Would I like to hear a track? Would I ever. The perils of frequenting the House of the Rising Sun soon filled the acoustic of the small room – a space more used to accommodating show-band covers and Country and Irish touchy ballads. The proprietor was less than impressed. His nose wrinkled and his eyes focused on this odd customer. “
‘Do you like that stuff’? he asked incredulously, not sure whether just to humour me or send for the men in the white coats.
Friends of mine involved in the Dublin folk scene were similarly unimpressed by this exotic youth from the States until he began to establish his presence as a major figure in contemporary American music. I must have seemed unashamedly smug as I charted my protégées progress from obscurity to the world stage as my contemporaries scrambled to board the Dylan band wagon.
I have always preferred the acoustic Dylan to the later electrified version while acknowledging the massive international following that his later work has inspired. For me that swan on the river will always be gliding by to that spare guitar accompaniments. A poet? No way. W B Yeats was a poet.
Dietrich Fischer Dieskau
The most brilliant Don Giovanni that I have ever seen – Lord Harwood (Impresario)
I seriously consider the German baritones’ Don unsurpassable and, everything considered, the greatest performance of any complete operatic role ever recorded – Records and Recording
One of the great artistic experiences of my life – Benjamin Britten
He is a marvellous combination of intellectual power and wonderful vocal technique and above all he has a tremendous imagination – Gerald Moore
The supreme Schubert interpreter of our time – Richard Capell (Music Critic)
The above are marvellous critical accolades for Dietrich Fischer-Dieskau, not a name that rolls easily off the tongue. DFD is much handier. Italian born tenors will always be crowd pleasers par excellence with baritones destined to be the solid support in the world of opera. But there is more to singing than opera. The worlds of oratorio, art song and early music await the dedicated artist and in all these forms DFD excelled to a degree not known before his arrival.
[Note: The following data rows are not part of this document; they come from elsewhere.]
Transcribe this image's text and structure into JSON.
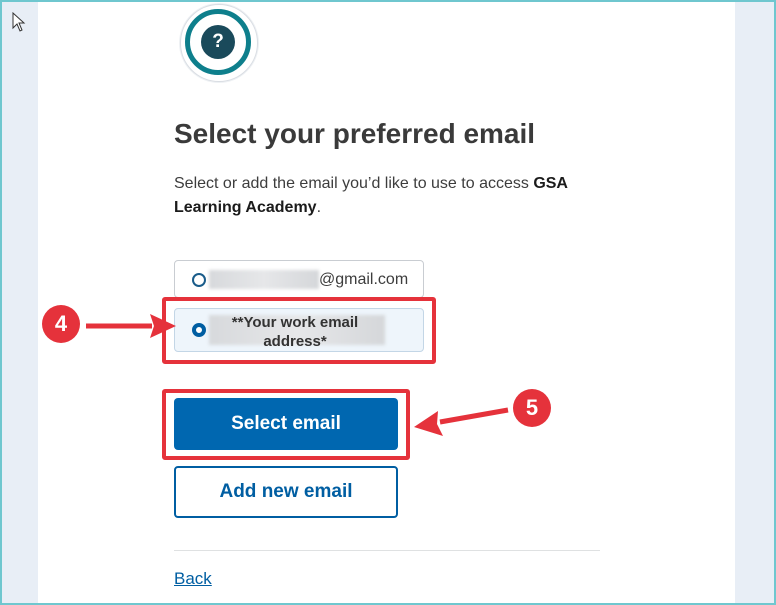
{
  "page": {
    "title": "Select your preferred email",
    "description_prefix": "Select or add the email you’d like to use to access ",
    "description_app": "GSA Learning Academy",
    "description_suffix": "."
  },
  "options": [
    {
      "label": "@gmail.com",
      "selected": false
    },
    {
      "label": "**Your work email address*",
      "selected": true
    }
  ],
  "buttons": {
    "select_email": "Select email",
    "add_new_email": "Add new email"
  },
  "links": {
    "back": "Back"
  },
  "annotations": {
    "step4": "4",
    "step5": "5"
  },
  "colors": {
    "primary": "#0067b0",
    "highlight": "#e5323b",
    "accent_teal": "#0e7f8c"
  },
  "icons": {
    "question": "?"
  }
}
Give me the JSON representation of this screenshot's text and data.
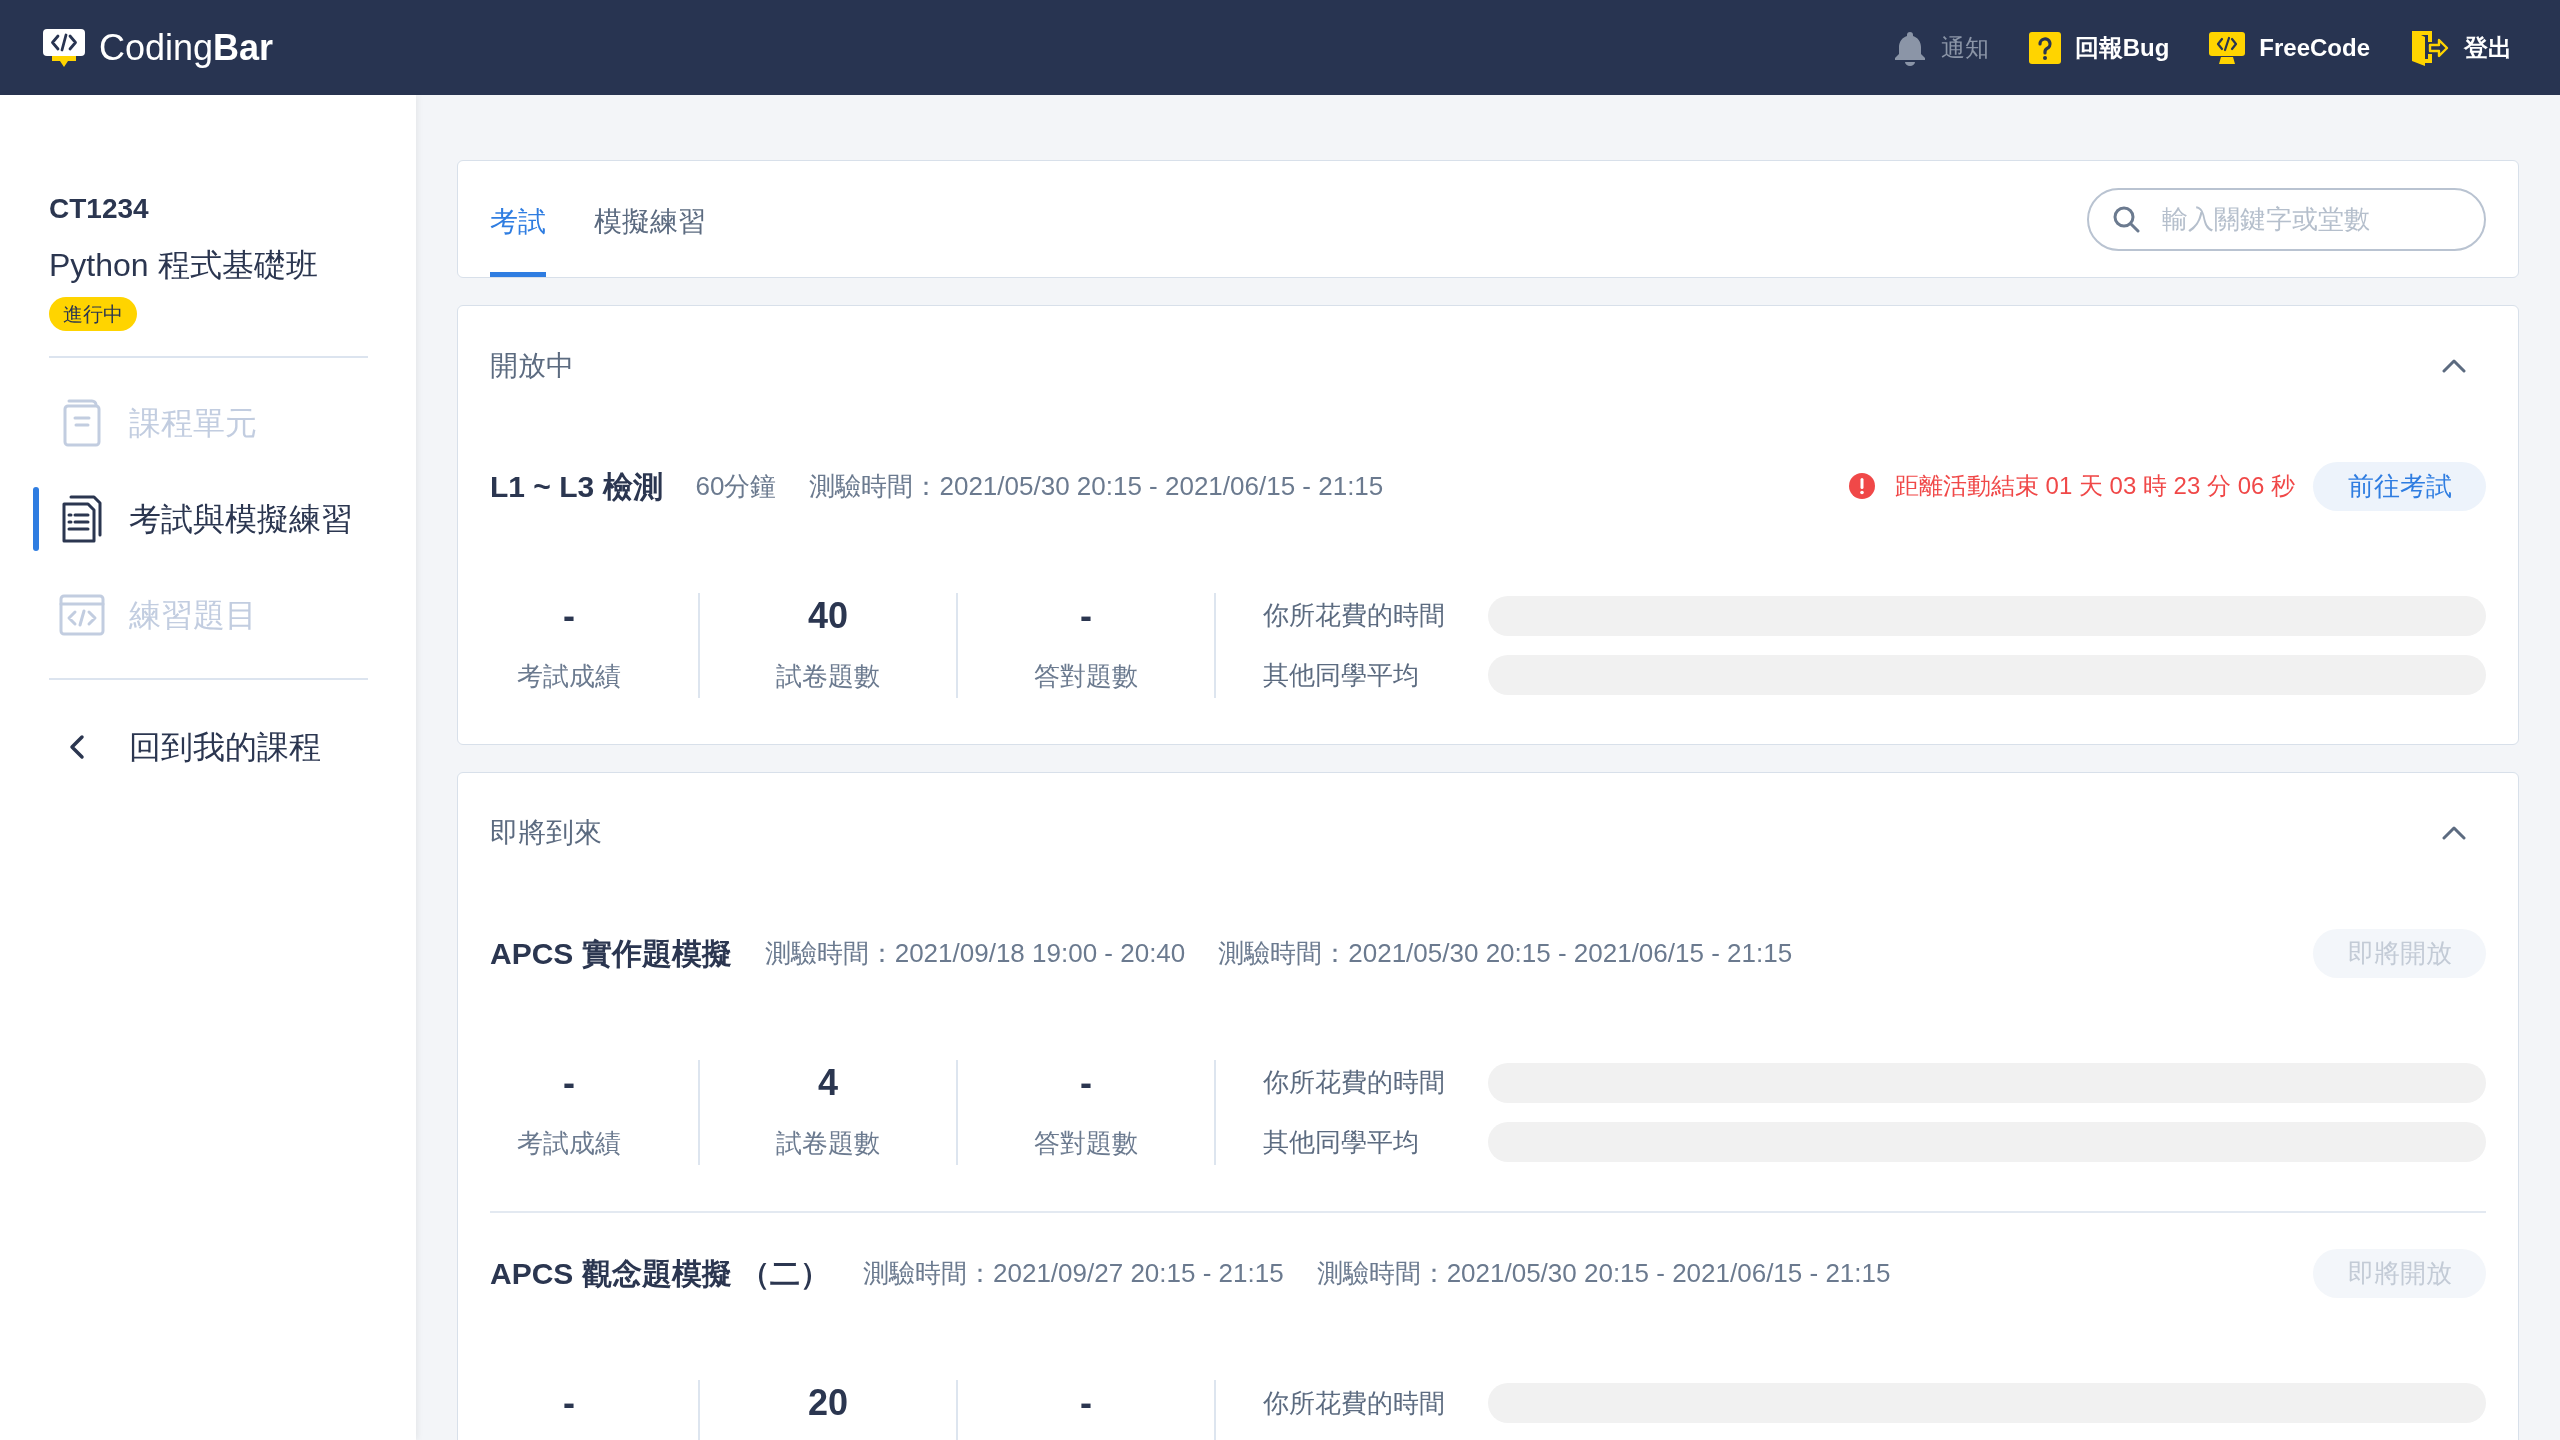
{
  "header": {
    "logo": "Coding**Bar**",
    "actions": [
      {
        "label": "通知",
        "disabled": true
      },
      {
        "label": "回報Bug",
        "disabled": false
      },
      {
        "label": "FreeCode",
        "disabled": false
      },
      {
        "label": "登出",
        "disabled": false
      }
    ]
  },
  "sidebar": {
    "course_code": "CT1234",
    "course_name": "Python 程式基礎班",
    "status_badge": "進行中",
    "items": [
      {
        "label": "課程單元",
        "selected": false
      },
      {
        "label": "考試與模擬練習",
        "selected": true
      },
      {
        "label": "練習題目",
        "selected": false
      }
    ],
    "back_link": "回到我的課程"
  },
  "tabs": [
    {
      "label": "考試",
      "selected": true
    },
    {
      "label": "模擬練習",
      "selected": false
    }
  ],
  "search": {
    "placeholder": "輸入關鍵字或堂數"
  },
  "sections": [
    {
      "title": "開放中",
      "expanded": true,
      "exams": [
        {
          "title": "L1 ~ L3 檢測",
          "meta": [
            "60分鐘",
            "測驗時間：2021/05/30 20:15 - 2021/06/15 - 21:15"
          ],
          "countdown": "距離活動結束 01 天 03 時 23 分 06 秒",
          "button": {
            "label": "前往考試",
            "disabled": false
          },
          "stats": [
            {
              "value": "-",
              "label": "考試成績"
            },
            {
              "value": "40",
              "label": "試卷題數"
            },
            {
              "value": "-",
              "label": "答對題數"
            }
          ],
          "bars": [
            {
              "label": "你所花費的時間"
            },
            {
              "label": "其他同學平均"
            }
          ]
        }
      ]
    },
    {
      "title": "即將到來",
      "expanded": true,
      "exams": [
        {
          "title": "APCS 實作題模擬",
          "meta": [
            "測驗時間：2021/09/18 19:00 - 20:40",
            "測驗時間：2021/05/30 20:15 - 2021/06/15 - 21:15"
          ],
          "button": {
            "label": "即將開放",
            "disabled": true
          },
          "stats": [
            {
              "value": "-",
              "label": "考試成績"
            },
            {
              "value": "4",
              "label": "試卷題數"
            },
            {
              "value": "-",
              "label": "答對題數"
            }
          ],
          "bars": [
            {
              "label": "你所花費的時間"
            },
            {
              "label": "其他同學平均"
            }
          ]
        },
        {
          "title": "APCS 觀念題模擬 （二）",
          "meta": [
            "測驗時間：2021/09/27 20:15 - 21:15",
            "測驗時間：2021/05/30 20:15 - 2021/06/15 - 21:15"
          ],
          "button": {
            "label": "即將開放",
            "disabled": true
          },
          "stats": [
            {
              "value": "-"
            },
            {
              "value": "20"
            },
            {
              "value": "-"
            }
          ],
          "bars": [
            {
              "label": "你所花費的時間"
            }
          ]
        }
      ]
    }
  ]
}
In opera DFD’s repertoire bridged the gap between the refined filigree of Mozart to the heavy lifting of the works of Richard Wagner. Benjamin Britten was moved to pen the tribute above having heard DFD’s performance in Britten’s War Requiem. He triumphed in Verdi’s Falstaff, Otello, Macbeth and Rigoletto. His performance as Don Alfonso in Mozart’s Cosi fan Tutte as the Don in Don Giovanni and Papegeno in the Magic Flute were hugely acclaimed whether on stage or on record.
But his lasting legacy must be the vast body of recorded German art song. He sang the works of Schumann, Hugo Wolf, Richard Strauss and Karl Loewe with his sublime interpretative powers but more important still is his recording of all of Schubert’s 600 songs recorded over a period of six decades with the pianists Gerald Moore, Daniel Barenboim and Jorg Demus.
Over the span of his career which began in the early fifties DFD recorded the works of a staggering 125 composers from early baroque to the works of contemporary writers.
All of this from a man who rushed away having given a recital of his own to fly to another city to catch a performance of Ella Fitzgerald and Duke Ellington.
His biographer Kenneth Whitton put it best when he wrote ‘Over the last thirty years, I have heard all his recordings and seen many of his stage performances. When I play through my many records and compare his performances in Mozart, Verdi and Wagner, and his pioneering work for twentieth century operas with the great voices of the past and present. I am hard put to find his peer overall. Many singers have had as beautiful voices perhaps; many as strong, many as flexible instruments – but none, I am certain, have been able to put the voice to the service of the composer and his librettist as faithfully and as beautifully as this Mastersinger.’
The greatest singer the world has known? As the Carlsberg ad says – probably.